Pandas DataFrame Output

Save to CSV and Excel

Ok, now we have our data that we can copy to Excel. Now, we have two options to move the data into Excel: save the Countries DataFrame to a csv file which can be opened by Excel or save the data directly into a xlsx file. Both can be handled by Pandas easily.

I will the csv code first as follows:

countries.to_csv("countries.csv", index=False, sep=",")
Sample csv output

Sample csv output

And for Excel:

#export to Excel
countries.to_excel("countries.xlsx", index=False) 
Sample Excel output

Sample Excel output

Here is the complete code which is also available on GitHub here

import PyPDF2
import pandas

pdfReader = PyPDF2.PdfFileReader('Countries.pdf')

print(pdfReader.documentInfo)

numOfPages = pdfReader.numPages

# test to see if file can be opened and read
print('Number of pages: ' + str(numOfPages))

pdfContent = []
strList = []
for pageNbr in range(numOfPages):
    content = pdfReader.getPage(pageNbr).extractText()
    pdfContent.append(content)

print(pdfContent[0].split('\n '))

# test the list
print(type(pdfContent[0].split('\n ')))
#strList = pdfContent[0].split('\n ')
#print(strList[2])

# create pandas dataframe from list
countries = pandas.DataFrame(pdfContent[0].split('\n '))
countries = countries.rename(columns={0: "Country"})
countries = pandas.DataFrame(countries.Country.str.replace(',','', regex=True))
countries = pandas.DataFrame(countries.Country.str.replace('\n',',', regex=True).str.split(","))


countries = pandas.DataFrame(countries['Country'].values.tolist(), index=countries.index)

print(countries)
# export DataFrame to csv file

countries.to_csv("countries.csv", index=False, sep=",")

#export to Excel
countries.to_excel("countries.xlsx", index=False) 

Conclusion

So, in this tutorial we extracted data from a PDF and stored the contents in Excel using PyPDF2 and Pandas to clean up the data and save it to a csv and an Excel file.
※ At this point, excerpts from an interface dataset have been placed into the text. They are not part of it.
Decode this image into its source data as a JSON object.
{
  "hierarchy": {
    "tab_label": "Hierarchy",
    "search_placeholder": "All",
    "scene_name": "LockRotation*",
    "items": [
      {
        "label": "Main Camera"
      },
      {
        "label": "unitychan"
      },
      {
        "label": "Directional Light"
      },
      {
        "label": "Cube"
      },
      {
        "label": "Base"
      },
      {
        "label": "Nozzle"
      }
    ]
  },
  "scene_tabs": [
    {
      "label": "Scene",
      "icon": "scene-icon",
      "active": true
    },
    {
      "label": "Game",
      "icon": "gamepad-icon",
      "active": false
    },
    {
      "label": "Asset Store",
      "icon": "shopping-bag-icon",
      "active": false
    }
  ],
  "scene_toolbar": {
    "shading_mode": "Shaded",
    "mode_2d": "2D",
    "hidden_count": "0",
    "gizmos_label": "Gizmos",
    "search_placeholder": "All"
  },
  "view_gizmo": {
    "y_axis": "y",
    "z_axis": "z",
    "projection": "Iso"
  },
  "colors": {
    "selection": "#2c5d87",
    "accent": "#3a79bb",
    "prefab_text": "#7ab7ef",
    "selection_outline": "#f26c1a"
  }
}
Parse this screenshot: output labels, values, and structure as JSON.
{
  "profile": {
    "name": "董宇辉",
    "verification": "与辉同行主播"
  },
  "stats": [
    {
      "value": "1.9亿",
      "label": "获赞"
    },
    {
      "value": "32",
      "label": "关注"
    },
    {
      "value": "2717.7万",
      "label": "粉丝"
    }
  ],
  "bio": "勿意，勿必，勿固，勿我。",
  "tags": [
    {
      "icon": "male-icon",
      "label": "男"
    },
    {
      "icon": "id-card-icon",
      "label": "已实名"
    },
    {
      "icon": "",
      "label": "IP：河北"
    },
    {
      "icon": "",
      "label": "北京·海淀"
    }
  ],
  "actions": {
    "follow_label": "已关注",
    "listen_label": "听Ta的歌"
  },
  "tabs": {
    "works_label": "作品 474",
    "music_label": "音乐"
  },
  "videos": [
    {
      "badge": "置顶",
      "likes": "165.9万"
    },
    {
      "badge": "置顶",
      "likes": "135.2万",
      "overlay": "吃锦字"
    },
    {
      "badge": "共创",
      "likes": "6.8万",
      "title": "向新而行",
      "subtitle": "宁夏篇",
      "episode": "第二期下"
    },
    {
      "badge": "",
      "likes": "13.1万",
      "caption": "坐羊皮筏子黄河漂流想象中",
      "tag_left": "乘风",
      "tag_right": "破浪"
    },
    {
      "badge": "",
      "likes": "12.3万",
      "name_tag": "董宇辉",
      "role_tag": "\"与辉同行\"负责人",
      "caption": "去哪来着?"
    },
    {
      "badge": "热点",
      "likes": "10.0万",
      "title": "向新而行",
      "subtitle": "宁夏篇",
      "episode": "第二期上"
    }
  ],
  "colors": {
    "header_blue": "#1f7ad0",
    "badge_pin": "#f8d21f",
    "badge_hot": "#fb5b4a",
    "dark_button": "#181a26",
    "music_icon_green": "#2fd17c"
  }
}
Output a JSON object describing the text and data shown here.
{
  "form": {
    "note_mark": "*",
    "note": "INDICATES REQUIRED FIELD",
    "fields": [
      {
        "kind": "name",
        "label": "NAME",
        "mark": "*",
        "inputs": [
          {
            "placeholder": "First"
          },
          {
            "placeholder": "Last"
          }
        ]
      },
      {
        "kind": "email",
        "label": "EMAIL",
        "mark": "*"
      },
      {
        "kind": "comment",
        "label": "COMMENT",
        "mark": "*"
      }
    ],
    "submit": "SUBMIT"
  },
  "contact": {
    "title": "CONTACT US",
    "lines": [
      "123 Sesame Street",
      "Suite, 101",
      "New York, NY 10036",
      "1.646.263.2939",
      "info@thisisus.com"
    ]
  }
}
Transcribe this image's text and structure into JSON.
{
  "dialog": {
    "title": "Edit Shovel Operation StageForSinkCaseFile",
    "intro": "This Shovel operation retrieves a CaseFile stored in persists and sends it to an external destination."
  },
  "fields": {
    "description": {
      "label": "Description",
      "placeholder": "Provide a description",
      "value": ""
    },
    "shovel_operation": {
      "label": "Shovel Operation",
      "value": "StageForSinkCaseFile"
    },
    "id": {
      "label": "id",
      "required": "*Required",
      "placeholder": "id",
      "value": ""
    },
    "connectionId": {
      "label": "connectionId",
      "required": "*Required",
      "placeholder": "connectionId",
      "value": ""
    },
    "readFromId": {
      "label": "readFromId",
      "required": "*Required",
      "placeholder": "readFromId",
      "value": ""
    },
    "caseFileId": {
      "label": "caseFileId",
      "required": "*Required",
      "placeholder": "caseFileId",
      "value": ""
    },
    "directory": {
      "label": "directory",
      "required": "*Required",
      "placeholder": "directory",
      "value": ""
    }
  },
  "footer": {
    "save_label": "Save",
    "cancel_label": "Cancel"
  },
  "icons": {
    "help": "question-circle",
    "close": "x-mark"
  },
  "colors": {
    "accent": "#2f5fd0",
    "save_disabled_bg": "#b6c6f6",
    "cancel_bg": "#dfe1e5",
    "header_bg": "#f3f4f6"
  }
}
You can explore other Python Excel modules through this article: https://owlcation.com/stem/8-Ways-to-Use-Python-with-Excel.

Another option to try would be to use Python as the “glue” instead of VBA, or Java or C# as they have libraries to handle this type of data extraction.

This article is accurate and true to the best of the author’s knowledge. Content is for informational or entertainment purposes only and does not substitute for personal counsel or professional advice in business, financial, legal, or technical matters.

© 2021 Kevin Languedoc